SWIMMING—STEVE CLARK, 16-year-old Los Altos schoolboy, hustled through 100-meter freestyle in 55.7 best time ever by American, shared honors with Ralph Kendrick of San Leandro, who set U.S. record of 5:12.5 for 400-meter individual medley, Los Altos Hills, Calif.
TENNIS—RUSSIA, anxious to impress West with its expanding skills in more esoteric sports, sent 18-year-old Toomas Lejus, who won junior title at Wimbledon last year, National Champions Anna Dmitrieva, 19, and Mikhail Mozer, 25, and Irina Ryasanova packing off to London, where they planned to warm up for Wimbledon by competing in Kent championships at Beckenham. DARLENE HARD, U.S., over Rita Bentley, England, 6-3, 6-3, Northern England singles title, Manchester.
TRACK & FIELD—HERB ELLIOTT, winding up brief U.S. visit, easily outran Oregon's Jim Grelle in 3:59.2 mile at Compton (Calif.) Relays (see page 64). Meanwhile, spunky little JIM BEATTY stretched out to 5,000 meters, set two U.S. records: 13:51.7 for 5,000 meters; 13:28 for three miles (along with Hungarian refugee Laszlo Tabori). Among other winners: Boston U.'s JOHN THOMAS, 7 feet 1¼ inches in high jump; Northeast Louisiana Hurdler DON STYRON, 220-yard lows in 22.2, 400 meters in 51.5, and twin brother DAVE, 100 meters in 10.3; DON BRAGG, 15 feet 4¾ inches in pole vault; PARRY O'BRIEN. 62 feet 8¼ inches (to Bill Nieder's 62 feet 5½ inches) in shotput. But NIEDER had his revenge next day, pushed shot 63 feet 3 inches to O'Brien's 62 feet 5½ inches at Whittier, Calif., where Occidental Freshman JOE FAUST also cleared 6 feet 11¼ inches in high jump.
Winston-Salem Teachers College, led by Hurdler Francis Washington's 24 points, won NAIA team title, Sioux Falls, S. Dak.
Elvira Ozolina, Russia, heaved javelin 195 feet 2 inches, broke own world record, Bucharest.

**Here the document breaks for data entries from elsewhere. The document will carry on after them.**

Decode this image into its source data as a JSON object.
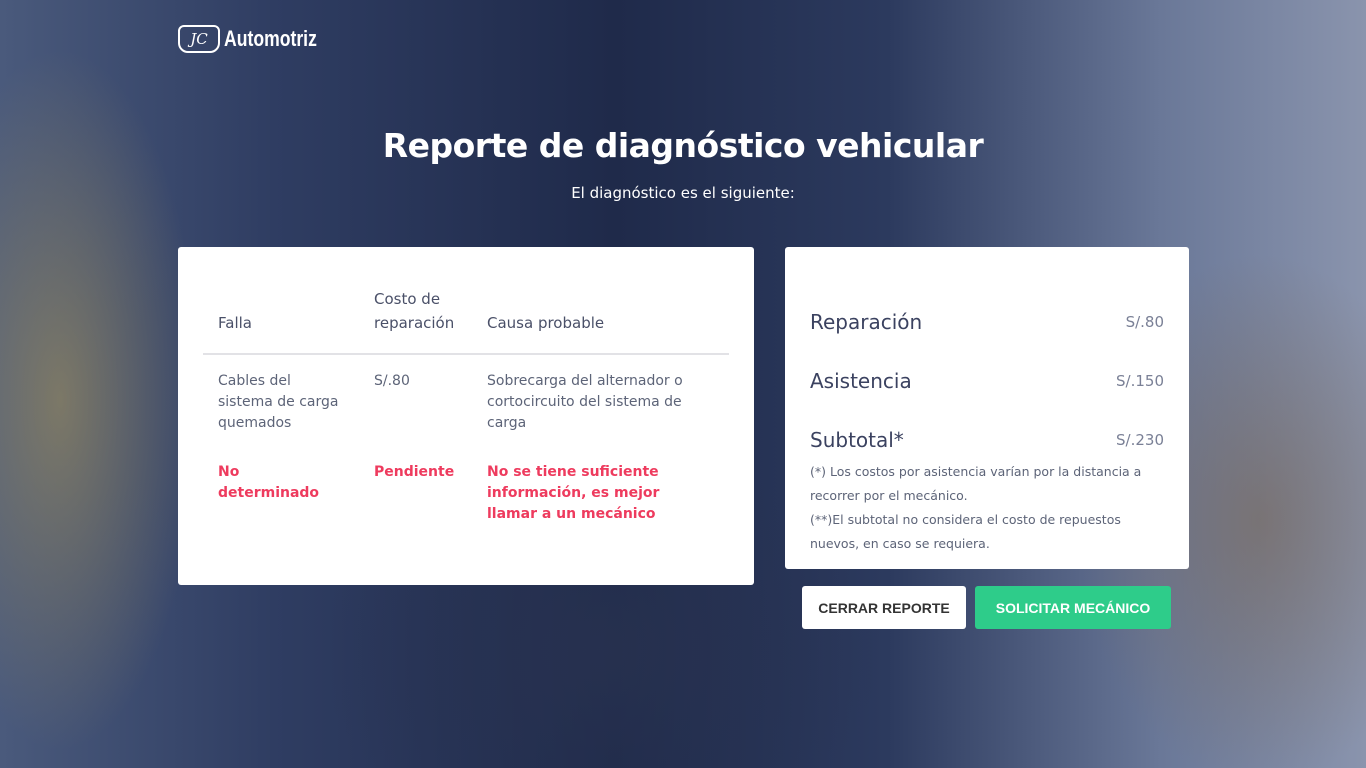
{
  "brand": {
    "monogram": "JC",
    "name": "Automotriz"
  },
  "title": "Reporte de diagnóstico vehicular",
  "subtitle": "El diagnóstico es el siguiente:",
  "table": {
    "headers": [
      "Falla",
      "Costo de reparación",
      "Causa probable"
    ],
    "rows": [
      [
        "Cables del sistema de carga quemados",
        "S/.80",
        "Sobrecarga del alternador o cortocircuito del sistema de carga"
      ],
      [
        "No determinado",
        "Pendiente",
        "No se tiene suficiente información, es mejor llamar a un mecánico"
      ]
    ]
  },
  "summary": {
    "items": [
      {
        "label": "Reparación",
        "value": "S/.80"
      },
      {
        "label": "Asistencia",
        "value": "S/.150"
      },
      {
        "label": "Subtotal*",
        "value": "S/.230"
      }
    ],
    "note1": "(*) Los costos por asistencia varían por la distancia a recorrer por el mecánico.",
    "note2": "(**)El subtotal no considera el costo de repuestos nuevos, en caso se requiera."
  },
  "buttons": {
    "close": "CERRAR REPORTE",
    "request": "SOLICITAR MECÁNICO"
  },
  "colors": {
    "accent": "#2ecc8a",
    "alert": "#ee3b5e"
  }
}
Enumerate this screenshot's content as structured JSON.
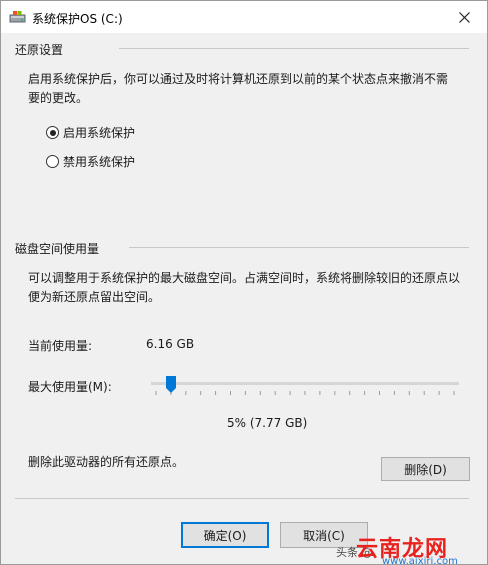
{
  "window": {
    "title": "系统保护OS (C:)"
  },
  "restore_settings": {
    "title": "还原设置",
    "description": "启用系统保护后，你可以通过及时将计算机还原到以前的某个状态点来撤消不需要的更改。",
    "options": [
      {
        "label": "启用系统保护",
        "selected": true
      },
      {
        "label": "禁用系统保护",
        "selected": false
      }
    ]
  },
  "disk_usage": {
    "title": "磁盘空间使用量",
    "description": "可以调整用于系统保护的最大磁盘空间。占满空间时，系统将删除较旧的还原点以便为新还原点留出空间。",
    "current_label": "当前使用量:",
    "current_value": "6.16 GB",
    "max_label": "最大使用量(M):",
    "max_percent": 5,
    "max_value_text": "5% (7.77 GB)",
    "delete_text": "删除此驱动器的所有还原点。",
    "delete_button": "删除(D)"
  },
  "buttons": {
    "ok": "确定(O)",
    "cancel": "取消(C)"
  },
  "watermark": {
    "head": "头条 @",
    "brand": "云南龙网",
    "url": "www.aixiri.com"
  },
  "colors": {
    "accent": "#0078d7",
    "watermark_red": "#e8231f"
  }
}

MILEPOSTS—DIED: RUDELL STITCH, 27, hard-hitting, highly respected, third-ranked welterweight; by drowning, when he slipped and fell into churning waters of Ohio River while making futile grab to save fishing companion, who also drowned, at Louisville, Ky. Ironically, two years ago Stitch rescued man from drowning in same river, was awarded Carnegie Medal for heroism.
DIED: BENJAMIN F. LINDHEIMER, 70, Chicago-born realtor, financier and sportsman, owner and executive director of Chicago's Washington Park and Arlington race tracks; of heart attack, at Beverly Hills, Calif.
DIED: LESTER PATRICK, 76, hockey's imposing-looking Silver Fox 'for his thick thatch of gray hair), onetime major league star, longtime coach and vice-president of N.Y. Rangers, member of Hall of Fame, elder of one of hockey's most famous families (both his sons were NHL stars, now hold similar positions of vice-president and general manager: Muzz with Rangers, Lynn with Boston Bruins); of lung cancer, at Victoria, B.C. One of first of attacking defensemen, Patrick began playing career in 1902, joined pro Renfrew (Ont.) Millionaires in 1909, later was player-manager of Victoria Aristocrats in Pacific Coast League. He retired as player in 1926, became coach of Rangers in 1927, led his teams into NHL playoffs 15 times in 16 years, won Stanley Cup in 1928, 1933, 1940.